A: Yeah I was thinking about this. Scritti Politti. For me if someone said to me what band would you like to have been in then yeah (it would be them). I thought the records they made, every single one, were peerless. It doesn’t mean to say people have forgotten them, I’m sure they haven’t. I like David Sylvian and Japan. They were a very influential band. But now when people look back on the 80s, it’s a condensed version. At the big festivals, you can play to 50,000 people and they’re wearing like fluorescent Madonna outfits, so it’s a compression of the Madonna and Cyndi Lauper era of the 1980s, plus the rave-shoe-Hacienda-dayglo kind of 1980s. So the 80s get compressed and chopped and changed. I thought Tears For Fears wrote a lot of brilliant songs, but for me I thought Scritti Politti were fantastic.

Q: Okay, now for a little small talk: "Shinkansen" bullet train or aeroplane?

A: Bullet train, because I drive a Tesla and it feels like it's from the future. I didn't find my way to the (first class) Green Car though. It all got a bit lost in translation when I booked my ticket so I should do that next time. I am going to go for the full rock star luxury. But bullet train, yeah, that is the way I travel to Osaka and Kyoto and back to Tokyo.

Q: Mountains or coastlines?

A: Mountains for me for the descents on the bikes. I don't mind sweating up the side of a mountain and everyone waving me behind. They are all fast young riders now and wait for me at the top of the hill! But I still enjoy hitting the mountains.

Q: Sake or whiskey?

A: Neither for me as I have been teetotal for 20 years but sake was good and that was the choice drink for me always.

Q:Sushi or steak?
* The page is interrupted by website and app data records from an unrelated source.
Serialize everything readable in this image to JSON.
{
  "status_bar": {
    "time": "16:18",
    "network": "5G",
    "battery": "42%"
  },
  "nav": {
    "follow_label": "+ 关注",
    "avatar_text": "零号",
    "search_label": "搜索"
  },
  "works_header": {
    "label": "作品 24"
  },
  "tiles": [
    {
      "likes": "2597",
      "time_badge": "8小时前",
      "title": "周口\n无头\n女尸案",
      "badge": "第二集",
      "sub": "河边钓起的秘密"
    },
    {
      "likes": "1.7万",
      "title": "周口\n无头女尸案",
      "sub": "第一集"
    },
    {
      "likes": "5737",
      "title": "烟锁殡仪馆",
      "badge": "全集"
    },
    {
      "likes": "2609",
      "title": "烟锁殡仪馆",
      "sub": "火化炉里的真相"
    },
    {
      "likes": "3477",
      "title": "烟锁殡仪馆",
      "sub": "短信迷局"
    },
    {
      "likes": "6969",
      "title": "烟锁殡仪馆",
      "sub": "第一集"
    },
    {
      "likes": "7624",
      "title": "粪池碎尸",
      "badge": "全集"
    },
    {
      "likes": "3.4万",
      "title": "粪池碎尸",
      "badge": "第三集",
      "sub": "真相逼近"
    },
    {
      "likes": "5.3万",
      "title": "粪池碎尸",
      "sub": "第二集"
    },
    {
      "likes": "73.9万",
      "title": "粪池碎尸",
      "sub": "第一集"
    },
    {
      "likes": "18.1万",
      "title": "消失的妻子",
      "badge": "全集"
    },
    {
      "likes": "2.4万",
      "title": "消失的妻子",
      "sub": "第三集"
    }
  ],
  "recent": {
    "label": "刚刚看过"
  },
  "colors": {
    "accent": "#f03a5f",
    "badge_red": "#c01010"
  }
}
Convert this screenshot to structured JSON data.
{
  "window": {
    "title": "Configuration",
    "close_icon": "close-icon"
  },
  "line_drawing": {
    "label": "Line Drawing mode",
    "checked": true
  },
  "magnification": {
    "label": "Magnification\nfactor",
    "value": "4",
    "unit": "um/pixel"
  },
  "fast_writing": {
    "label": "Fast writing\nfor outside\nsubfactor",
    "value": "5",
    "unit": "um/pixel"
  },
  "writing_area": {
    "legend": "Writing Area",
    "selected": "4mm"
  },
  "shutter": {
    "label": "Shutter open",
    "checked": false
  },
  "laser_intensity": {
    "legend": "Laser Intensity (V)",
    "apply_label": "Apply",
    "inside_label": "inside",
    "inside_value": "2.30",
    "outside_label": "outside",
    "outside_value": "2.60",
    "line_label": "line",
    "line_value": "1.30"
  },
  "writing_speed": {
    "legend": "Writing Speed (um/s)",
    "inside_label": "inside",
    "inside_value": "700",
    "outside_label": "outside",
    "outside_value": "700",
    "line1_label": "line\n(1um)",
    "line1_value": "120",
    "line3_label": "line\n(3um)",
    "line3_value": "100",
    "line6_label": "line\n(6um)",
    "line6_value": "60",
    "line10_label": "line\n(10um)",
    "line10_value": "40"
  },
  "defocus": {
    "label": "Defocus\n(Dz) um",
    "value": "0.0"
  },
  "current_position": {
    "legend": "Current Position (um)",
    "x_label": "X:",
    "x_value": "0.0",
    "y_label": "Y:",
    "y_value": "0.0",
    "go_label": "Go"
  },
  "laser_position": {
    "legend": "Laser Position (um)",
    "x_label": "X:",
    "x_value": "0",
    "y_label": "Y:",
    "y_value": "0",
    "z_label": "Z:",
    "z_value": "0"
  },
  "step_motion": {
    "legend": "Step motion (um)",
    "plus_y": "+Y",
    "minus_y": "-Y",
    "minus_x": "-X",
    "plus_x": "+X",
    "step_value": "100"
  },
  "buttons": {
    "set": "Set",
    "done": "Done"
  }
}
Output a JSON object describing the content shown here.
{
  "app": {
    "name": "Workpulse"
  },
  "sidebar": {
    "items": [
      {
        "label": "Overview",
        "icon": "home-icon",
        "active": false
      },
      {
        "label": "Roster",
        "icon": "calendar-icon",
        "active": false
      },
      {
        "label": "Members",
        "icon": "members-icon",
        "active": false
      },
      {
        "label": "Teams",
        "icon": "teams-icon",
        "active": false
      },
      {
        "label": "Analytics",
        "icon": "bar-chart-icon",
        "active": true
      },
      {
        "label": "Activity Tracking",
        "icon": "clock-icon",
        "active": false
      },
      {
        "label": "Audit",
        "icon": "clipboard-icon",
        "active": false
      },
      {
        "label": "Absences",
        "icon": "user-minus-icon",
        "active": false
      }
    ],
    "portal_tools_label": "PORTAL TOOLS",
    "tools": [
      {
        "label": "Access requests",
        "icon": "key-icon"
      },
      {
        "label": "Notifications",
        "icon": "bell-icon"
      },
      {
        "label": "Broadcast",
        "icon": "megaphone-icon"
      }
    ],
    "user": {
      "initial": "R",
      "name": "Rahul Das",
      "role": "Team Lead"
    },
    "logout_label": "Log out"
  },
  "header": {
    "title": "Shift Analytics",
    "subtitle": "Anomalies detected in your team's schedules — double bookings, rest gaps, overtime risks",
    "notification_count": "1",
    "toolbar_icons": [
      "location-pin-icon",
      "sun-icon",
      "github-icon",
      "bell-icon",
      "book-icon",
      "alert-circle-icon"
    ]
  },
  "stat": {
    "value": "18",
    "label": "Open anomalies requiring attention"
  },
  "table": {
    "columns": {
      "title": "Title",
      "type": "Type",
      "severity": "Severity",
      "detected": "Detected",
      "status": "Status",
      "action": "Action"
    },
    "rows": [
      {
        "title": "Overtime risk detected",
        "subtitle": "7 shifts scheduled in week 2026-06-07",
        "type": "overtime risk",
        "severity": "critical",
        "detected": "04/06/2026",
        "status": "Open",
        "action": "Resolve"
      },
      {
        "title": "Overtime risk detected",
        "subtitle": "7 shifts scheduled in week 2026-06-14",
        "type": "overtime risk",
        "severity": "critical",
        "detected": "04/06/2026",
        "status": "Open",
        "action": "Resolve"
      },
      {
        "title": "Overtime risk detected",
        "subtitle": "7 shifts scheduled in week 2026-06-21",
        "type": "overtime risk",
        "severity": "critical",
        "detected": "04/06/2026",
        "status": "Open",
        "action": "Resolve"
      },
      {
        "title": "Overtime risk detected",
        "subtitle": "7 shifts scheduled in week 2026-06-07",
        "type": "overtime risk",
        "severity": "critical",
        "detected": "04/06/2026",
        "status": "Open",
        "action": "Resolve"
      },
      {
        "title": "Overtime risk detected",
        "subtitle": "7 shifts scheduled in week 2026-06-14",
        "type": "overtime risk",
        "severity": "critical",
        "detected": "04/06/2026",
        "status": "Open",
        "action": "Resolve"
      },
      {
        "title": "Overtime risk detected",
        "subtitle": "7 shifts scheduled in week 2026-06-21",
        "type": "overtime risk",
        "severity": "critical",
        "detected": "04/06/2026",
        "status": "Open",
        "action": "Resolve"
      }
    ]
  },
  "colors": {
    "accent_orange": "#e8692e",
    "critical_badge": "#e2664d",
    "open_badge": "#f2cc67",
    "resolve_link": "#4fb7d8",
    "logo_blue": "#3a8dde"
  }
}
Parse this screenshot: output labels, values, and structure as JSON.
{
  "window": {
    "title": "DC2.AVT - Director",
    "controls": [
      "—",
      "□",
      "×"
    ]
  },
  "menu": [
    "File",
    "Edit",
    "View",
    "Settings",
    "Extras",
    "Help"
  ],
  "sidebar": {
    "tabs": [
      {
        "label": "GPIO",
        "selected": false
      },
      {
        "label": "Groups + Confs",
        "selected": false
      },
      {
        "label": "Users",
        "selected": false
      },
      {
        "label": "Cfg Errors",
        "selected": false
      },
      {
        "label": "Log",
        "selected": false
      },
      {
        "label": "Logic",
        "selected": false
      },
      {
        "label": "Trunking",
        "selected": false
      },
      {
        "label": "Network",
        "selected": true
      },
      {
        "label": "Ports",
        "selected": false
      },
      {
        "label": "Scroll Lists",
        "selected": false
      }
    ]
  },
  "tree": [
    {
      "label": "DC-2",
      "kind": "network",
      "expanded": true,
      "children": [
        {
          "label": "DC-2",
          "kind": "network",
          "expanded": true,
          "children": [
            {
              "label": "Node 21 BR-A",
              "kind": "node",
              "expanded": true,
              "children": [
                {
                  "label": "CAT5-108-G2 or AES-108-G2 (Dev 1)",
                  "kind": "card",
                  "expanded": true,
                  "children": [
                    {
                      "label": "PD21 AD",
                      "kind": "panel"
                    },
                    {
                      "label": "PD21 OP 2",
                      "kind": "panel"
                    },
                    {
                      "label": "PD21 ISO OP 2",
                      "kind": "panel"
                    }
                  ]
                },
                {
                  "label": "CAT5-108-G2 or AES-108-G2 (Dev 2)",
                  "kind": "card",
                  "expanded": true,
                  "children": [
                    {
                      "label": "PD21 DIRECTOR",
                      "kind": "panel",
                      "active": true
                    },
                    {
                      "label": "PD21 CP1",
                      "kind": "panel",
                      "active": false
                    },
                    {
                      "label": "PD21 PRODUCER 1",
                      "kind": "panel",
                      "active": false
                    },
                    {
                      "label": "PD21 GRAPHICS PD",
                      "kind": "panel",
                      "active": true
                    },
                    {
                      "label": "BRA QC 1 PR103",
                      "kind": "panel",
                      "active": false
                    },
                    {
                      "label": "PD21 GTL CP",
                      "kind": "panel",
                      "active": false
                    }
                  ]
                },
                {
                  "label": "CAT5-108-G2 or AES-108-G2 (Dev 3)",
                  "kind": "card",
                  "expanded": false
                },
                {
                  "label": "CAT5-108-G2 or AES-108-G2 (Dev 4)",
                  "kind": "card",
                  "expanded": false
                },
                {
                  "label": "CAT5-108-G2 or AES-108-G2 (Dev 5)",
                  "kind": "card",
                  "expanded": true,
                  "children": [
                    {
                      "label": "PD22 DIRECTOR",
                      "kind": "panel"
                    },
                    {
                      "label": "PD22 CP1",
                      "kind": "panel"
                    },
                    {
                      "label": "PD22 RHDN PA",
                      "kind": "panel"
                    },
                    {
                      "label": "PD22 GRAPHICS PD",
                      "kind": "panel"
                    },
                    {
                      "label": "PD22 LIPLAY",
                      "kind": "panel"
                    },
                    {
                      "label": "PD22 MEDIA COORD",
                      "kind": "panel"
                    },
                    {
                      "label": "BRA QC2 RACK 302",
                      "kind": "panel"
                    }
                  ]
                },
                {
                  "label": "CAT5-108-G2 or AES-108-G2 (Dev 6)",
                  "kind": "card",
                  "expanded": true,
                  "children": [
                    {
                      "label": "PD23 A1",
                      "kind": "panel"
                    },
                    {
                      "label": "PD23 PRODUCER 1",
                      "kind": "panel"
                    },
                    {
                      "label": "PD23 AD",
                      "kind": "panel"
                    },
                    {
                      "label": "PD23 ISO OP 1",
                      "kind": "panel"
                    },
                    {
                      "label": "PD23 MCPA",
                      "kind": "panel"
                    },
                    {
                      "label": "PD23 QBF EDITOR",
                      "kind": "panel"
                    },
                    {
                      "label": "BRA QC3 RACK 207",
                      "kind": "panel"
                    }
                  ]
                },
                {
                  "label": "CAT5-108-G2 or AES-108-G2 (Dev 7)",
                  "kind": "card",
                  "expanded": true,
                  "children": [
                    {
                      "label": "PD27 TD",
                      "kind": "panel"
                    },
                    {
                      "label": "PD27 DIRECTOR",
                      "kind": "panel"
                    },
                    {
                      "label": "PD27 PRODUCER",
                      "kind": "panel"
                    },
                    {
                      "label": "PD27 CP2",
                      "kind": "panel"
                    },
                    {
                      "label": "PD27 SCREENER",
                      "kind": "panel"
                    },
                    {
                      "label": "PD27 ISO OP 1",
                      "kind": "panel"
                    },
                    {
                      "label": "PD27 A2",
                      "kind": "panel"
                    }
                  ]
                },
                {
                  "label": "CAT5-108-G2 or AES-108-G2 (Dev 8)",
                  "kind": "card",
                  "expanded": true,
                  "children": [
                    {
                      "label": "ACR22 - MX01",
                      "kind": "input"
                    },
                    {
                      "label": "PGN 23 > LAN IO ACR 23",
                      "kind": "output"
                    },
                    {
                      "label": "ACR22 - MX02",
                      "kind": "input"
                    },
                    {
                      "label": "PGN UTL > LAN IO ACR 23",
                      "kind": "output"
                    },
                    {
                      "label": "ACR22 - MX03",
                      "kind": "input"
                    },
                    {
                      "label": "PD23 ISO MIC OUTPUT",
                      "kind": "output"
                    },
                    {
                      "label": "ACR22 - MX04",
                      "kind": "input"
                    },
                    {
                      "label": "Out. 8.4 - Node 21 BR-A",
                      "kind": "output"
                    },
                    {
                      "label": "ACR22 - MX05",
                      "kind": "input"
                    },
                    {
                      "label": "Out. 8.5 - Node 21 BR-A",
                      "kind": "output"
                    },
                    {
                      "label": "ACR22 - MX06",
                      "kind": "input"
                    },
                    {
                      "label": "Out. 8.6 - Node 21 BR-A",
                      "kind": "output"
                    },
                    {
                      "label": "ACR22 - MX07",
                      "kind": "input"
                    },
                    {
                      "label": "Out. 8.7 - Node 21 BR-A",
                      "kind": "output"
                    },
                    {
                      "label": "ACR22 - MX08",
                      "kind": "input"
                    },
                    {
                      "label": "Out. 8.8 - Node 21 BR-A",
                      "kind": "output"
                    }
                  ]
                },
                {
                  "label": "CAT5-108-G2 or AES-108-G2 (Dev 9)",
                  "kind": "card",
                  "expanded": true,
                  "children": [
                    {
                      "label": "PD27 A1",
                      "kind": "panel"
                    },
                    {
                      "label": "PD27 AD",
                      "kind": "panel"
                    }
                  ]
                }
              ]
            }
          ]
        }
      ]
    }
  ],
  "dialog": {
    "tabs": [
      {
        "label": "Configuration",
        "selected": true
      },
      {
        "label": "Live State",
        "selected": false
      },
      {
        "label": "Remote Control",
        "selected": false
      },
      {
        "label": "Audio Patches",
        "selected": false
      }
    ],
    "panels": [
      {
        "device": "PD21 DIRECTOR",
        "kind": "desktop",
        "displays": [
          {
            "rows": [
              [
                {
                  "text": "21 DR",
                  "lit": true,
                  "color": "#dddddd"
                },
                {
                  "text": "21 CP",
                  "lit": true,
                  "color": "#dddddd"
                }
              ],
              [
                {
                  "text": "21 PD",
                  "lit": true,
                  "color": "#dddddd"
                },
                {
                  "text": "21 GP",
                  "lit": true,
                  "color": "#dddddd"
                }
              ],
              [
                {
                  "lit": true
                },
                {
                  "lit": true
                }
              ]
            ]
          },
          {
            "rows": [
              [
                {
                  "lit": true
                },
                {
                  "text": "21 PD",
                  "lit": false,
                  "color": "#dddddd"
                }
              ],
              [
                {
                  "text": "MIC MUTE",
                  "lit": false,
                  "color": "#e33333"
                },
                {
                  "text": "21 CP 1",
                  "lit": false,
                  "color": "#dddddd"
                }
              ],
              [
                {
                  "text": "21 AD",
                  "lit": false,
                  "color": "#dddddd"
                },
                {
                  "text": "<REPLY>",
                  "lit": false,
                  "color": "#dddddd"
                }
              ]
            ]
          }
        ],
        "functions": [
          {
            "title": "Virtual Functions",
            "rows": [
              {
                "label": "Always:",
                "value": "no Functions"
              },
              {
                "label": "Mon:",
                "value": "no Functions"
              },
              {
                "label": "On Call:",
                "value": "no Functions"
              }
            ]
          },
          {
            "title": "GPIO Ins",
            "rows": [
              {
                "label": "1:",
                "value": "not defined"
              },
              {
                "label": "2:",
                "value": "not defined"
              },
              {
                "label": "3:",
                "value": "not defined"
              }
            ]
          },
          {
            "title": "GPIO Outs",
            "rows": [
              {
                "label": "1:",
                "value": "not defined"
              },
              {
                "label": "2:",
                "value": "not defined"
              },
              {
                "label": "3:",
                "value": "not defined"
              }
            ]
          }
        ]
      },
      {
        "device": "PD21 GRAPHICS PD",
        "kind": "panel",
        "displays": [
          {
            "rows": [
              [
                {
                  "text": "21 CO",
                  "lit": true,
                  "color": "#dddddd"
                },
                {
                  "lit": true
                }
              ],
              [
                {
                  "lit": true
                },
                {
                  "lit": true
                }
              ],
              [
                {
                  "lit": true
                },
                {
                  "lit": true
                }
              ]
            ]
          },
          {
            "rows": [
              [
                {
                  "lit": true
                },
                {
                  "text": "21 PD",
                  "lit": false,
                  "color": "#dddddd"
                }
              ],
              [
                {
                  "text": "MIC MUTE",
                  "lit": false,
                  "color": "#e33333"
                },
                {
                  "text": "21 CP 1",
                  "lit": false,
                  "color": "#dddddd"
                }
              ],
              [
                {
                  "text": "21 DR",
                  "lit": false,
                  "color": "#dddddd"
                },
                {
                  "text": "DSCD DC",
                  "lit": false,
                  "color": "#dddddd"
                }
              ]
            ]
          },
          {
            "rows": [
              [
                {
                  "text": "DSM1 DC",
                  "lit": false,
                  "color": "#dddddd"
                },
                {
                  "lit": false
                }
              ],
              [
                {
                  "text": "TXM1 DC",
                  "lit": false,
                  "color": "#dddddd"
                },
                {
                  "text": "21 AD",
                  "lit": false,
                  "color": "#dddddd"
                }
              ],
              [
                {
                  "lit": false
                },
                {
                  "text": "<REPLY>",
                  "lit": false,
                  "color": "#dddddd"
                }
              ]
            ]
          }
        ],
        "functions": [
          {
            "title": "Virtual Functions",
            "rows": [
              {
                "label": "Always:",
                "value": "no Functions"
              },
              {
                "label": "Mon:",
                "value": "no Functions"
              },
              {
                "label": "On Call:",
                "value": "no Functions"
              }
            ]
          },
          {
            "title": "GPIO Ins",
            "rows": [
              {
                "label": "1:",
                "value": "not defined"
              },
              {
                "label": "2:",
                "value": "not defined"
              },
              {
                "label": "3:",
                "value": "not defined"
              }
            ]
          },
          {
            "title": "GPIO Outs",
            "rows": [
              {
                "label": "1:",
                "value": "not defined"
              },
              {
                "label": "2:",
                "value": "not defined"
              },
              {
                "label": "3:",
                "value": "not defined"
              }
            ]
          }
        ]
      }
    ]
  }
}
A: Sushi. I just love sushi. The sushi at the Oriental City in Colindale in London, it tastes good but doesn't taste as good as here in Japan, so it has got to be sushi over steak, although Wagyu is fabulous